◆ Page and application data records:
----
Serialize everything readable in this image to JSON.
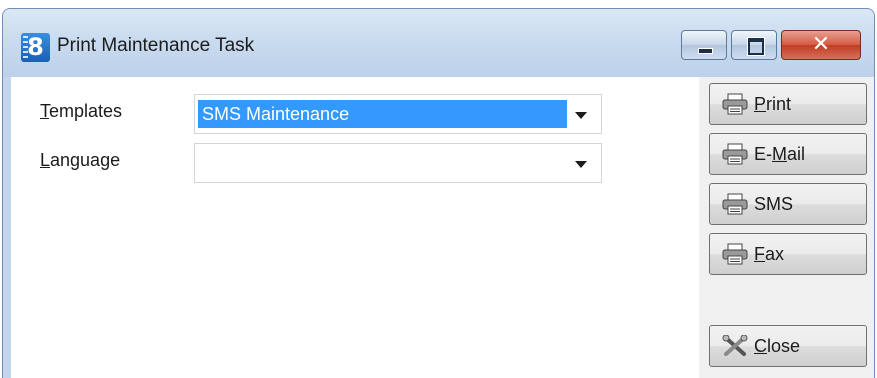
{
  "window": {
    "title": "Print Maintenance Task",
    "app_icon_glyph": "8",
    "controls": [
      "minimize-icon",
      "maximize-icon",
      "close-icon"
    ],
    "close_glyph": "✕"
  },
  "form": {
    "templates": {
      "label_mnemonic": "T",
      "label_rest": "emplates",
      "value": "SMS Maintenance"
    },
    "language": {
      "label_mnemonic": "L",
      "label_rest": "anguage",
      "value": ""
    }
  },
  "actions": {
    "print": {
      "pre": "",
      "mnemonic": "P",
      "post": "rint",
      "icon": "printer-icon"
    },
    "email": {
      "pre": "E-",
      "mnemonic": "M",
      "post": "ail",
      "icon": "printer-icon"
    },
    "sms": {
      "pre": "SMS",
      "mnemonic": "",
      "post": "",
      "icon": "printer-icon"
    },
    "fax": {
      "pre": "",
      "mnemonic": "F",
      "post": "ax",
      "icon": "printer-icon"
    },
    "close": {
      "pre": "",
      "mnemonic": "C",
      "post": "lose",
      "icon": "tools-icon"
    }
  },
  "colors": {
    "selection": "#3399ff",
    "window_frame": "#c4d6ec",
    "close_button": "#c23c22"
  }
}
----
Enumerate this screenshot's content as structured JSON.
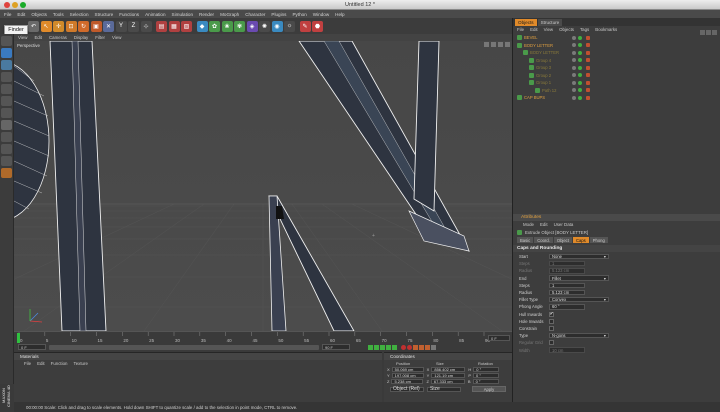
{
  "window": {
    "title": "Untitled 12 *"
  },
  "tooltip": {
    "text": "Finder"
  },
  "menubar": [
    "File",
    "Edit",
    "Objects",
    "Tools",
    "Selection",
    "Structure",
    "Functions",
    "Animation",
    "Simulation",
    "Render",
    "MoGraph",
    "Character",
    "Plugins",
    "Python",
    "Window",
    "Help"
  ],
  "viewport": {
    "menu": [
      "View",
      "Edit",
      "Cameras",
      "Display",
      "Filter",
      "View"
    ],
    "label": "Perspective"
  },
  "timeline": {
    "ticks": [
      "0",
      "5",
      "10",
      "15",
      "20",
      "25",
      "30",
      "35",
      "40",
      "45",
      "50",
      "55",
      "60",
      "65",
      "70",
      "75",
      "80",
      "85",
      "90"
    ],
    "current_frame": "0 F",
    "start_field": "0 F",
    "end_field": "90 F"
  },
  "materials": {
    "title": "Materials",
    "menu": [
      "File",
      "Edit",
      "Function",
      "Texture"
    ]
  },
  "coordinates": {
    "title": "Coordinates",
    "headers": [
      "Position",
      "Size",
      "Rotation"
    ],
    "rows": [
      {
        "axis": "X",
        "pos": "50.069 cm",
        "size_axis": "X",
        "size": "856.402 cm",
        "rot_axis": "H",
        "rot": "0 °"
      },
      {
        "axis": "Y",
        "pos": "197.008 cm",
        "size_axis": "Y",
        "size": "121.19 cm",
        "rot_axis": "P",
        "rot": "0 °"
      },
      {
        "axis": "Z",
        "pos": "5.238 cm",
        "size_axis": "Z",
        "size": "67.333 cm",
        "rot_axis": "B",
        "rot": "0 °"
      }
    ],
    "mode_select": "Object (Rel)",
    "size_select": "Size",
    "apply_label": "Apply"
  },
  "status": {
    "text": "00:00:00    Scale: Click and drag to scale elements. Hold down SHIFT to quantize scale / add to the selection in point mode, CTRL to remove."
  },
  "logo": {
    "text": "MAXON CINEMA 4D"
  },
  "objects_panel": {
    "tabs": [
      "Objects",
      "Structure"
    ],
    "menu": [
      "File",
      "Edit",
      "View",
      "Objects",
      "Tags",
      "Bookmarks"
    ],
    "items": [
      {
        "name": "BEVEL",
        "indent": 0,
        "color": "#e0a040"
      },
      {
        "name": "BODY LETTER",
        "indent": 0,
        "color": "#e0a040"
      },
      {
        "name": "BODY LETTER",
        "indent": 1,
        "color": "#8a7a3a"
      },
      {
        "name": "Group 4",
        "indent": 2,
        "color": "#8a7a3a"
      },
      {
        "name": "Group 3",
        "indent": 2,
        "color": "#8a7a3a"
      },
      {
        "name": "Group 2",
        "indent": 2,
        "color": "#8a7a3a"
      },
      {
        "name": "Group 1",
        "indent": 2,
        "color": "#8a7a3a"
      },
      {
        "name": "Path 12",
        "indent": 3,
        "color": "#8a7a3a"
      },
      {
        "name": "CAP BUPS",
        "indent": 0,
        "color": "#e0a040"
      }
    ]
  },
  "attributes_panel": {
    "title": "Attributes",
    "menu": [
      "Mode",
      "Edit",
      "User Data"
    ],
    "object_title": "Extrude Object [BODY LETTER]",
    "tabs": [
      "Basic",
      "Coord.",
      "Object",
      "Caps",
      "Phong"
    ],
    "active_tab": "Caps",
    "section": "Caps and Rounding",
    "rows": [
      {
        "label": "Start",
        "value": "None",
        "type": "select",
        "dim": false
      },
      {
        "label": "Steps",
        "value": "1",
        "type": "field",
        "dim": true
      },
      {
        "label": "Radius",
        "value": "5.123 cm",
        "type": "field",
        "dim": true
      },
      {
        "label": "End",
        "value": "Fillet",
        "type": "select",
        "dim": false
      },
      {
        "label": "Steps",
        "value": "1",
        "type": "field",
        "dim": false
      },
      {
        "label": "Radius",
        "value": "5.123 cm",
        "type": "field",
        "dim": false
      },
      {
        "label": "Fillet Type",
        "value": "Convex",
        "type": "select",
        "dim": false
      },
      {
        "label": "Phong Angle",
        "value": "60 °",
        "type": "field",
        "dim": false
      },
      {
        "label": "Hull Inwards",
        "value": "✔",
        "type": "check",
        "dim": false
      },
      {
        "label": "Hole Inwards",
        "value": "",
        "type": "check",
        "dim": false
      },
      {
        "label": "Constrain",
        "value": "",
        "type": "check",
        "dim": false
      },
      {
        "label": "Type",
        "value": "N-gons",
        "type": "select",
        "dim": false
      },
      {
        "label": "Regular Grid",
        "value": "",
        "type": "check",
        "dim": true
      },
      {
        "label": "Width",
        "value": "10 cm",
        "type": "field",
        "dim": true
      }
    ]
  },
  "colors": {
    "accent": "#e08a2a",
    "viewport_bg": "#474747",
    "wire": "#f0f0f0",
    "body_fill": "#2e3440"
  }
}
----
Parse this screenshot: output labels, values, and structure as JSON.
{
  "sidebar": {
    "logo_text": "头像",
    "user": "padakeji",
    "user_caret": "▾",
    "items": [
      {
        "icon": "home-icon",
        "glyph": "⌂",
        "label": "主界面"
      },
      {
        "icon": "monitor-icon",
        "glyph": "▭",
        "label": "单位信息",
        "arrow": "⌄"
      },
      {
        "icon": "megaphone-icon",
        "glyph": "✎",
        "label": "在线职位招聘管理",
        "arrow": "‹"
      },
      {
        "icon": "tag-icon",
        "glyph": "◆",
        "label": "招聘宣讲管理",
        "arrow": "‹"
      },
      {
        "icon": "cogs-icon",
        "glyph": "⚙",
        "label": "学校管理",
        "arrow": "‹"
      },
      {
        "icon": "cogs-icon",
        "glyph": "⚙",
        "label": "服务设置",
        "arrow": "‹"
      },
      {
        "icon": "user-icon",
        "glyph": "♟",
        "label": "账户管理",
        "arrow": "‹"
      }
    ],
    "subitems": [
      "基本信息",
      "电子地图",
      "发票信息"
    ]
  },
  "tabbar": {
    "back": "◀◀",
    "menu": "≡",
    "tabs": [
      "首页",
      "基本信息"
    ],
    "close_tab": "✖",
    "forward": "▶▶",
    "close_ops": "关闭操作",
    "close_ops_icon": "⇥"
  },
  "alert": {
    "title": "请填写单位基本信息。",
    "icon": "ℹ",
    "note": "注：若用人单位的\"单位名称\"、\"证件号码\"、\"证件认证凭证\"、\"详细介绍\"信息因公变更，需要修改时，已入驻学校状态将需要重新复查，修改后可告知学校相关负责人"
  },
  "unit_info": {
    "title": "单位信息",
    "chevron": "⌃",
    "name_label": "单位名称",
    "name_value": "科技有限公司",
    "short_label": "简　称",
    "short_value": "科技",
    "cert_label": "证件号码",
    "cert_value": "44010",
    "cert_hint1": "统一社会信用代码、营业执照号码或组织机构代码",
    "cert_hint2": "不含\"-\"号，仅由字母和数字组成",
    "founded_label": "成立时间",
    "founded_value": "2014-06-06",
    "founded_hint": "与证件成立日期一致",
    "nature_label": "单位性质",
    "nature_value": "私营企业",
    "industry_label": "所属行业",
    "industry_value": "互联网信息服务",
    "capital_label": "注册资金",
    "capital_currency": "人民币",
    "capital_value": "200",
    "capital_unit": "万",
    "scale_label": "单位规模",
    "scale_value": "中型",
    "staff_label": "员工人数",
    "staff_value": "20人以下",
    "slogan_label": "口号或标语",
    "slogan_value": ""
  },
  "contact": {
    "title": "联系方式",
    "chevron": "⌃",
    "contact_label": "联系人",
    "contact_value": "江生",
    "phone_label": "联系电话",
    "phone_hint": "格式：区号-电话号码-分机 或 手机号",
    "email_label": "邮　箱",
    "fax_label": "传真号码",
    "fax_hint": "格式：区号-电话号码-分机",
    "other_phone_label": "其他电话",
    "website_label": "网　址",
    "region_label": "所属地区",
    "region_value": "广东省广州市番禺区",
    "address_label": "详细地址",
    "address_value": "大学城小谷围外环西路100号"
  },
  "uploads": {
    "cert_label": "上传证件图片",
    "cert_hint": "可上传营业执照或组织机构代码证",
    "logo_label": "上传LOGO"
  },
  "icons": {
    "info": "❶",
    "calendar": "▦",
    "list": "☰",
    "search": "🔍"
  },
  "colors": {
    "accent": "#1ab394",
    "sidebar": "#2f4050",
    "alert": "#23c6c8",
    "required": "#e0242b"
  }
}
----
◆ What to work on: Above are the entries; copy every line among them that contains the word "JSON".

◆ Written answer:
Serialize everything readable in this image to JSON.
Enumerate this screenshot's content as structured JSON.
Parse this screenshot: output labels, values, and structure as JSON.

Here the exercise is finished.